HMS Glasgow reached a major milestone as she entered the water for the first time late last night.
The first of the Royal Navy's new Type 26 frigates was floated off the barge late yesterday and is now on her way back up the Clyde to BAE Systems Maritime's Scotstoun yard where she will spend the next 3-4 years fitting out.
BAE Systems called the moment HMS Glasgow took to float a "momentous occasion".
BAE Systems posted on Twitter: "HMS Glasgow successfully takes float.

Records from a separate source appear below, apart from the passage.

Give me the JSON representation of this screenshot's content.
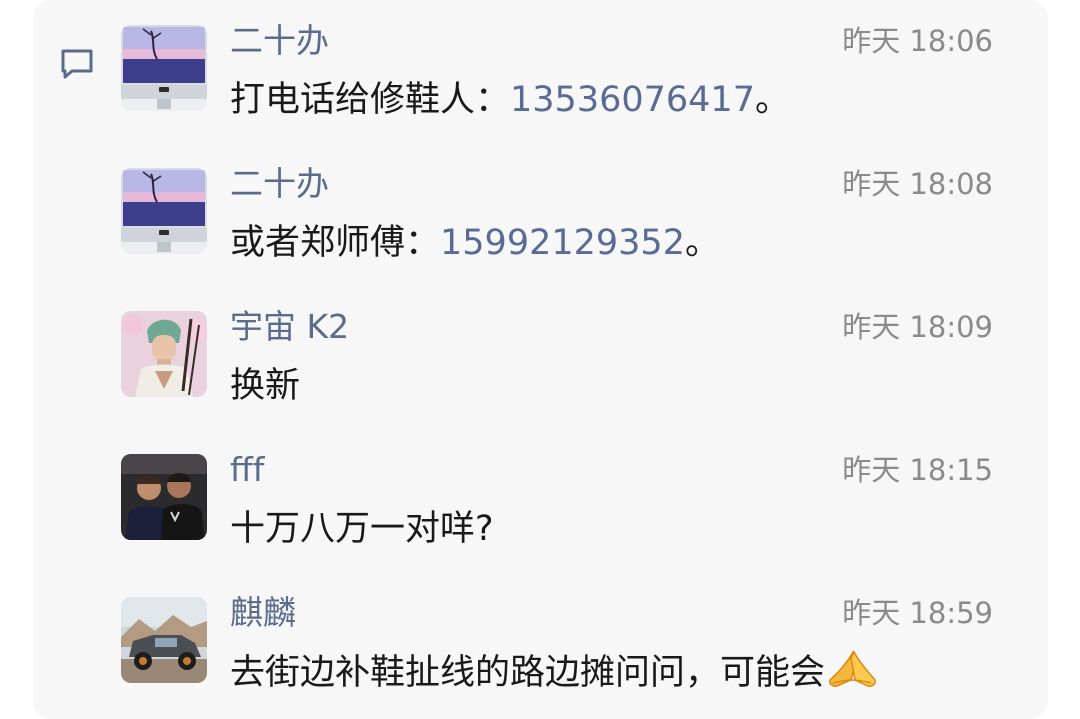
{
  "messages": [
    {
      "sender": "二十办",
      "time": "昨天 18:06",
      "text_before": "打电话给修鞋人：",
      "phone": "13536076417",
      "text_after": "。",
      "avatar": "imac-avatar"
    },
    {
      "sender": "二十办",
      "time": "昨天 18:08",
      "text_before": "或者郑师傅：",
      "phone": "15992129352",
      "text_after": "。",
      "avatar": "imac-avatar"
    },
    {
      "sender": "宇宙 K2",
      "time": "昨天 18:09",
      "text": "换新",
      "avatar": "anime-character-avatar"
    },
    {
      "sender": "fff",
      "time": "昨天 18:15",
      "text": "十万八万一对咩?",
      "avatar": "two-men-photo-avatar"
    },
    {
      "sender": "麒麟",
      "time": "昨天 18:59",
      "text": "去街边补鞋扯线的路边摊问问，可能会",
      "emoji": "folded-hands-emoji",
      "avatar": "offroad-truck-avatar"
    }
  ],
  "icons": {
    "comment": "comment-icon"
  },
  "colors": {
    "name": "#5a6b8c",
    "link": "#576b95",
    "time": "#8a8a8a",
    "panel": "#f7f7f7"
  }
}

A momentous occasion for the Type 26 programme and our colleagues at BAES Maritime, with HMS Glasgow, the First of Class, arriving at our shipyard in Scotstoun, having successfully entered the water last night."
"Seeing the First of Class Type 26 in the water for the very first time is an amazing sight and a brilliant moment for everyone across the Type 26 programme who's worked so hard to reach this milestone," BAES Maritime said on Twitter.
On Thursday, HMS Glasgow sailed down the River Clyde for the first time on board a barge.
Fittingly this sight came on St Andrew's Day, as the Scots-built warship is named after Scotland's largest city.
The Type 26 frigate was moved onto the Clyde for the first time in November in a landmark moment for Royal Navy's new generation of frigates.
George Allison (@geoallison) managed to capture some spectacular drone and camera footage of HMS Glasgow in the water for the first ever time.
Both HMS Cardiff and HMS Belfast are still under construction in Glasgow and are the Royal Navy's second and third vessels.
Last week, the Defence Secretary Ben Wallace visited the vessel in Glasgow while it was being rolled onto the barge.
Mr Wallace praised the "remarkable achievement" of shipbuilders and said the Type 26 was coming out of the shipyard late, but not "catastrophically" so, saying he is confident HMS Glasgow and the other frigates will enter service in time.